Death itself is full of life. Moments after a heart stops beating, the body begins triggering complex systems of biotic breakdowns. This prepares the lifeless body for a sort of reincarnation, and by means of decomposing, it becomes organic matter that can easily transfer itself back into the earth. Pretty cool, right? If this sounds interesting (come on, it totally is), read on for the full facts.

Here are six oddly fascinating things that happen to your body after you die.

1The big chill

Algor mortis is a term that refers to the body temperature of a corpse experiencing a deep chill and dropping to match the temperature of its surrounding environment. The loss of the temperature is usually 1.5 – 2 degrees every hour that the person has passed. So when you die, your body gets colder to the touch by the minute. Freaky.

2 The big stiff, too

When rigor mortis sets in, the blood that once flowed warm and free through the body begins to chill. It coagulates and stops muscles from being able to contract and relax. Every muscle in the body, from the ones in your eyelids to the ones in your limbs, become inflexible, and the joints become locked in place. You essentially turn into a stiff board that can’t be bent in any way.

3The body deflates

A few minutes after the heart stops beating, autolysis begins, which means oxygen levels in the body plummet to empty. Cells begin to eat themselves inside out as they “become deprived of oxygen, and their acidity increases as the toxic by-products of chemical reactions begin to accumulate inside them,” according to Mosaic Science.

4You lose all your color

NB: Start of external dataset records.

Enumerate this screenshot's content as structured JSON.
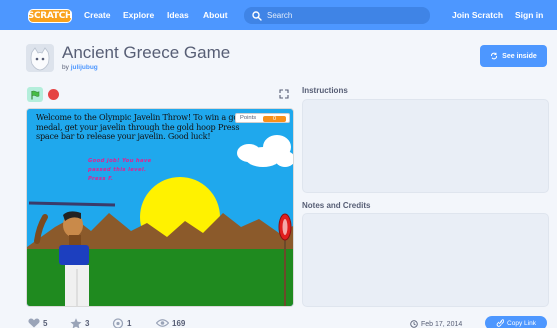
{
  "nav": {
    "logo": "SCRATCH",
    "links": [
      "Create",
      "Explore",
      "Ideas",
      "About"
    ],
    "search_placeholder": "Search",
    "join": "Join Scratch",
    "signin": "Sign in"
  },
  "project": {
    "title": "Ancient Greece Game",
    "by_prefix": "by",
    "author": "julijubug",
    "see_inside": "See inside"
  },
  "stage": {
    "game_text": "Welcome to the Olympic Javelin Throw! To win a gold medal, get your javelin through the gold hoop Press space bar to release your javelin. Good luck!",
    "message_lines": [
      "Good job! You have",
      "passed this level.",
      "Press F."
    ],
    "points_label": "Points",
    "points_value": "0"
  },
  "sidebar": {
    "instructions_title": "Instructions",
    "notes_title": "Notes and Credits"
  },
  "stats": {
    "loves": "5",
    "favorites": "3",
    "remixes": "1",
    "views": "169",
    "date": "Feb 17, 2014",
    "copy_link": "Copy Link"
  },
  "colors": {
    "brand_blue": "#4d97ff",
    "logo_orange": "#f9a21e",
    "panel": "#e9eef6",
    "sky": "#1fa8ed",
    "grass": "#1f8a1f",
    "sun": "#fff200",
    "mountains": "#8b5a2b"
  },
  "icons": [
    "search-icon",
    "see-inside-icon",
    "green-flag-icon",
    "stop-icon",
    "fullscreen-icon",
    "heart-icon",
    "star-icon",
    "remix-icon",
    "eye-icon",
    "clock-icon",
    "link-icon"
  ]
}
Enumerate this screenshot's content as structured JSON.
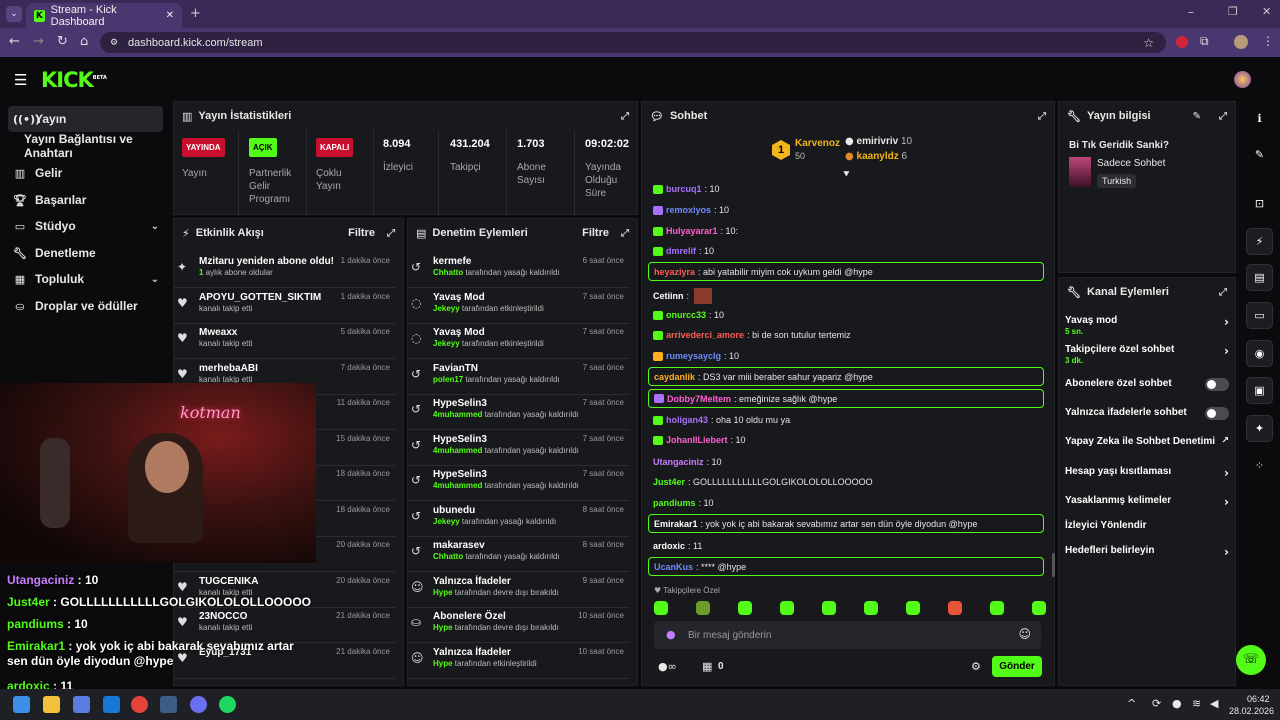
{
  "browser": {
    "tab_title": "Stream - Kick Dashboard",
    "url": "dashboard.kick.com/stream"
  },
  "logo": {
    "text": "KICK",
    "sup": "BETA"
  },
  "sidebar": {
    "items": [
      {
        "label": "Yayın",
        "icon": "broadcast-icon"
      },
      {
        "label": "Yayın Bağlantısı ve Anahtarı",
        "icon": ""
      },
      {
        "label": "Gelir",
        "icon": "chart-icon"
      },
      {
        "label": "Başarılar",
        "icon": "trophy-icon"
      },
      {
        "label": "Stüdyo",
        "icon": "studio-icon"
      },
      {
        "label": "Denetleme",
        "icon": "wrench-icon"
      },
      {
        "label": "Topluluk",
        "icon": "community-icon"
      },
      {
        "label": "Droplar ve ödüller",
        "icon": "gift-icon"
      }
    ]
  },
  "stats": {
    "title": "Yayın İstatistikleri",
    "items": [
      {
        "badge": "YAYINDA",
        "label": "Yayın",
        "badge_color": "#c8102e"
      },
      {
        "badge": "AÇIK",
        "label": "Partnerlik Gelir Programı",
        "badge_color": "#53fc18"
      },
      {
        "badge": "KAPALI",
        "label": "Çoklu Yayın",
        "badge_color": "#c8102e"
      },
      {
        "value": "8.094",
        "label": "İzleyici"
      },
      {
        "value": "431.204",
        "label": "Takipçi"
      },
      {
        "value": "1.703",
        "label": "Abone Sayısı"
      },
      {
        "value": "09:02:02",
        "label": "Yayında Olduğu Süre"
      }
    ]
  },
  "activity": {
    "title": "Etkinlik Akışı",
    "filter": "Filtre",
    "rows": [
      {
        "title": "Mzitaru yeniden abone oldu!",
        "sub_green": "1",
        "sub": " aylık abone oldular",
        "time": "1 dakika önce"
      },
      {
        "title": "APOYU_GOTTEN_SIKTIM",
        "sub": "kanalı takip etti",
        "time": "1 dakika önce"
      },
      {
        "title": "Mweaxx",
        "sub": "kanalı takip etti",
        "time": "5 dakika önce"
      },
      {
        "title": "merhebaABI",
        "sub": "kanalı takip etti",
        "time": "7 dakika önce"
      },
      {
        "title": "",
        "sub": "",
        "time": "11 dakika önce"
      },
      {
        "title": "",
        "sub": "",
        "time": "15 dakika önce"
      },
      {
        "title": "",
        "sub": "",
        "time": "18 dakika önce"
      },
      {
        "title": "",
        "sub": "",
        "time": "18 dakika önce"
      },
      {
        "title": "",
        "sub": "",
        "time": "20 dakika önce"
      },
      {
        "title": "TUGCENIKA",
        "sub": "kanalı takip etti",
        "time": "20 dakika önce"
      },
      {
        "title": "23NOCCO",
        "sub": "kanalı takip etti",
        "time": "21 dakika önce"
      },
      {
        "title": "Eyup_1731",
        "sub": "",
        "time": "21 dakika önce"
      }
    ]
  },
  "moderation": {
    "title": "Denetim Eylemleri",
    "filter": "Filtre",
    "rows": [
      {
        "title": "kermefe",
        "actor": "Chhatto",
        "sub": " tarafından yasağı kaldırıldı",
        "time": "6 saat önce"
      },
      {
        "title": "Yavaş Mod",
        "actor": "Jekeyy",
        "sub": " tarafından etkinleştirildi",
        "time": "7 saat önce"
      },
      {
        "title": "Yavaş Mod",
        "actor": "Jekeyy",
        "sub": " tarafından etkinleştirildi",
        "time": "7 saat önce"
      },
      {
        "title": "FavianTN",
        "actor": "polen17",
        "sub": " tarafından yasağı kaldırıldı",
        "time": "7 saat önce"
      },
      {
        "title": "HypeSelin3",
        "actor": "4muhammed",
        "sub": " tarafından yasağı kaldırıldı",
        "time": "7 saat önce"
      },
      {
        "title": "HypeSelin3",
        "actor": "4muhammed",
        "sub": " tarafından yasağı kaldırıldı",
        "time": "7 saat önce"
      },
      {
        "title": "HypeSelin3",
        "actor": "4muhammed",
        "sub": " tarafından yasağı kaldırıldı",
        "time": "7 saat önce"
      },
      {
        "title": "ubunedu",
        "actor": "Jekeyy",
        "sub": " tarafından yasağı kaldırıldı",
        "time": "8 saat önce"
      },
      {
        "title": "makarasev",
        "actor": "Chhatto",
        "sub": " tarafından yasağı kaldırıldı",
        "time": "8 saat önce"
      },
      {
        "title": "Yalnızca İfadeler",
        "actor": "Hype",
        "sub": " tarafından devre dışı bırakıldı",
        "time": "9 saat önce"
      },
      {
        "title": "Abonelere Özel",
        "actor": "Hype",
        "sub": " tarafından devre dışı bırakıldı",
        "time": "10 saat önce"
      },
      {
        "title": "Yalnızca İfadeler",
        "actor": "Hype",
        "sub": " tarafından etkinleştirildi",
        "time": "10 saat önce"
      }
    ]
  },
  "chat": {
    "title": "Sohbet",
    "leader": {
      "name": "Karvenoz",
      "points": "50",
      "rank": "1"
    },
    "runners": [
      {
        "name": "emirivriv",
        "points": "10"
      },
      {
        "name": "kaanyldz",
        "points": "6"
      }
    ],
    "messages": [
      {
        "user": "burcuq1",
        "text": ": 10",
        "color": "#a970ff",
        "hl": false
      },
      {
        "user": "remoxiyos",
        "text": ": 10",
        "color": "#6d8bff",
        "hl": false
      },
      {
        "user": "Hulyayarar1",
        "text": ": 10:",
        "color": "#ff5fd2",
        "hl": false
      },
      {
        "user": "dmrelif",
        "text": ": 10",
        "color": "#a970ff",
        "hl": false
      },
      {
        "user": "heyaziyra",
        "text": ": abi yatabilir miyim cok uykum geldi @hype",
        "color": "#ff5a5a",
        "hl": true
      },
      {
        "user": "Cetiinn",
        "text": ":",
        "color": "#ffffff",
        "hl": false
      },
      {
        "user": "onurcc33",
        "text": ": 10",
        "color": "#53fc18",
        "hl": false
      },
      {
        "user": "arrivederci_amore",
        "text": ": bi de son tutulur tertemiz",
        "color": "#ff5a5a",
        "hl": false
      },
      {
        "user": "rumeysayclg",
        "text": ": 10",
        "color": "#6d8bff",
        "hl": false
      },
      {
        "user": "caydanlik",
        "text": ": DS3 var miii beraber sahur yapariz @hype",
        "color": "#ffb020",
        "hl": true
      },
      {
        "user": "Dobby7Meltem",
        "text": ": emeğinize sağlık @hype",
        "color": "#ff5fd2",
        "hl": true
      },
      {
        "user": "holigan43",
        "text": ": oha 10 oldu mu ya",
        "color": "#a970ff",
        "hl": false
      },
      {
        "user": "JohanIILiebert",
        "text": ": 10",
        "color": "#ff5fd2",
        "hl": false
      },
      {
        "user": "Utangaciniz",
        "text": ": 10",
        "color": "#c77dff",
        "hl": false
      },
      {
        "user": "Just4er",
        "text": ": GOLLLLLLLLLLLGOLGIKOLOLOLLOOOOO",
        "color": "#53fc18",
        "hl": false
      },
      {
        "user": "pandiums",
        "text": ": 10",
        "color": "#53fc18",
        "hl": false
      },
      {
        "user": "Emirakar1",
        "text": ": yok yok iç abi bakarak sevabımız artar sen dün öyle diyodun @hype",
        "color": "#ffffff",
        "hl": true
      },
      {
        "user": "ardoxic",
        "text": ": 11",
        "color": "#ffffff",
        "hl": false
      },
      {
        "user": "UcanKus",
        "text": ": **** @hype",
        "color": "#6d8bff",
        "hl": true
      }
    ],
    "followers_only_label": "Takipçilere Özel",
    "input_placeholder": "Bir mesaj gönderin",
    "count": "0",
    "send_label": "Gönder"
  },
  "stream_info": {
    "title": "Yayın bilgisi",
    "stream_title": "Bi Tık Geridik Sanki?",
    "category": "Sadece Sohbet",
    "language": "Turkish"
  },
  "channel_actions": {
    "title": "Kanal Eylemleri",
    "rows": [
      {
        "label": "Yavaş mod",
        "sub": "5 sn.",
        "control": "arrow"
      },
      {
        "label": "Takipçilere özel sohbet",
        "sub": "3 dk.",
        "control": "arrow"
      },
      {
        "label": "Abonelere özel sohbet",
        "sub": "",
        "control": "toggle"
      },
      {
        "label": "Yalnızca ifadelerle sohbet",
        "sub": "",
        "control": "toggle"
      },
      {
        "label": "Yapay Zeka ile Sohbet Denetimi",
        "sub": "",
        "control": "external"
      },
      {
        "label": "Hesap yaşı kısıtlaması",
        "sub": "",
        "control": "arrow"
      },
      {
        "label": "Yasaklanmış kelimeler",
        "sub": "",
        "control": "arrow"
      },
      {
        "label": "İzleyici Yönlendir",
        "sub": "",
        "control": "none"
      },
      {
        "label": "Hedefleri belirleyin",
        "sub": "",
        "control": "arrow"
      }
    ]
  },
  "webcam_overlay": [
    {
      "user": "Utangaciniz",
      "text": " : 10",
      "color": "#c77dff"
    },
    {
      "user": "Just4er",
      "text": " : GOLLLLLLLLLLLGOLGIKOLOLOLLOOOOO",
      "color": "#53fc18"
    },
    {
      "user": "pandiums",
      "text": " : 10",
      "color": "#53fc18"
    },
    {
      "user": "Emirakar1",
      "text": " : yok yok iç abi bakarak sevabımız artar sen dün öyle diyodun @hype",
      "color": "#53fc18"
    },
    {
      "user": "ardoxic",
      "text": " : 11",
      "color": "#53fc18"
    }
  ],
  "taskbar": {
    "time": "06:42",
    "date": "28.02.2026"
  },
  "colors": {
    "accent": "#53fc18",
    "panel": "#18191c",
    "live_red": "#c8102e"
  }
}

As the broken down blood cells begin to escape their disintegrated vessels, gravity draws them to settle in smaller veins and capillaries. This causes color change in certain areas of your body after you die. By noticing where blood coagulates and discolors, the body autopsy specialists can actually better determine the exact cause of death. Discoloration occurs in phases and in accordance to the process of decomposition, turning the body various shades of green, blue, red, purple, and eventually black.

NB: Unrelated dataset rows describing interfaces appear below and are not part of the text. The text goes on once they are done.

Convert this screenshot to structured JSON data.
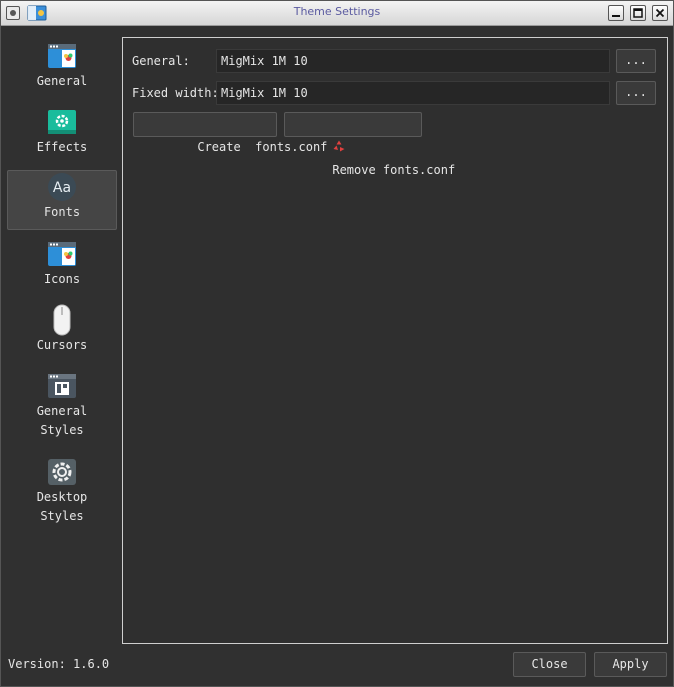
{
  "window": {
    "title": "Theme Settings",
    "app_icon": "theme-settings-app-icon",
    "controls": {
      "menu_icon": "window-menu-icon",
      "minimize_icon": "minimize-icon",
      "maximize_icon": "maximize-icon",
      "close_icon": "close-icon"
    }
  },
  "sidebar": {
    "items": [
      {
        "label": "General",
        "icon": "window-general-icon"
      },
      {
        "label": "Effects",
        "icon": "gear-effects-icon"
      },
      {
        "label": "Fonts",
        "icon": "fonts-aa-icon",
        "selected": true
      },
      {
        "label": "Icons",
        "icon": "window-icons-icon"
      },
      {
        "label": "Cursors",
        "icon": "mouse-cursor-icon"
      },
      {
        "label": "General\nStyles",
        "icon": "window-layout-icon"
      },
      {
        "label": "Desktop\nStyles",
        "icon": "gear-desktop-icon"
      }
    ]
  },
  "fonts": {
    "general_label": "General:",
    "general_value": "MigMix 1M 10",
    "fixed_label": "Fixed width:",
    "fixed_value": "MigMix 1M 10",
    "browse_label": "...",
    "create_label": "Create  fonts.conf",
    "remove_label": "Remove fonts.conf",
    "remove_icon": "recycle-remove-icon"
  },
  "footer": {
    "version": "Version: 1.6.0",
    "close_label": "Close",
    "apply_label": "Apply"
  },
  "colors": {
    "background": "#303030",
    "field_background": "#262626",
    "accent_teal": "#1abc9c",
    "accent_blue": "#2d8fd8",
    "remove_red": "#e0413f"
  }
}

5 You get really bloated

Putrefaction takes place when blood vessels and tissues break down even more. Gases and liquids build and bubble which causes the body to become, or appear, bloated in certain areas. Don’t mean to gross you out, but when you die it’s not uncommon for your eyeballs to come out of their sockets and your tongue to slowly fall out of your mouth.

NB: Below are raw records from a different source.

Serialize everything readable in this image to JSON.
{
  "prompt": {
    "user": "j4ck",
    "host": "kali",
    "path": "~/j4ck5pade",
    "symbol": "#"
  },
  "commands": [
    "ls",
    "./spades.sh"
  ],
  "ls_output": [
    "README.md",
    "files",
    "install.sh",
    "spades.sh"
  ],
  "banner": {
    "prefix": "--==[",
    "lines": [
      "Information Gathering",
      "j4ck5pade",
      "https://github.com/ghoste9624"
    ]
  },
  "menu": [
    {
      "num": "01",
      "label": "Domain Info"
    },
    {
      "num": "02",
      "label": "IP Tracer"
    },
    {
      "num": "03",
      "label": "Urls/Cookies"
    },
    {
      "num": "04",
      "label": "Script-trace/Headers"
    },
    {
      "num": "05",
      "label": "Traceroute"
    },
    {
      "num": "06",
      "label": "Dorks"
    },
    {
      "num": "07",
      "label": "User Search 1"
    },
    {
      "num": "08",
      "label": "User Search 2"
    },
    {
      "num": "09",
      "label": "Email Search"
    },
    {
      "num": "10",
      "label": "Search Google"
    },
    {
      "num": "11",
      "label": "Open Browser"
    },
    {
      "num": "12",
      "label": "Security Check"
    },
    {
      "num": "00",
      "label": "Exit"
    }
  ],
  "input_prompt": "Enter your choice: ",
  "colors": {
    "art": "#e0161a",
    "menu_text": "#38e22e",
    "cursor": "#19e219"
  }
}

Bloating is most noticeable in the stomach. Trillions of bacterial organisms take on a newfound role in the decomposition of their surroundings. They explore parts of the body they’ve never been. At this stage the body really begins to smell like you think a dead body should smell—horribly putrid. The fermentation process is now under way, and like a fine wine, the body becomes easily influenced by its surroundings.

6You pretty much turn into liquid

About a month after death, all major organs and vessels in the body liquify. Moreover, when the liquids accumulate enough, the body will burst. Nutrients leak into the surrounding environment and create a hotbed of life. Microorganisms flourish, and assuming the body has been buried, the soil becomes extremely nutrient rich, a perfect place for plants to call home.

Thinking about death can be emotionally arduous. Remedying the existential crises that may come with accepting our inevitable fate can be easier than it looks. Death is a harbinger of life. Thus, death becomes the most provocative purveyor of life.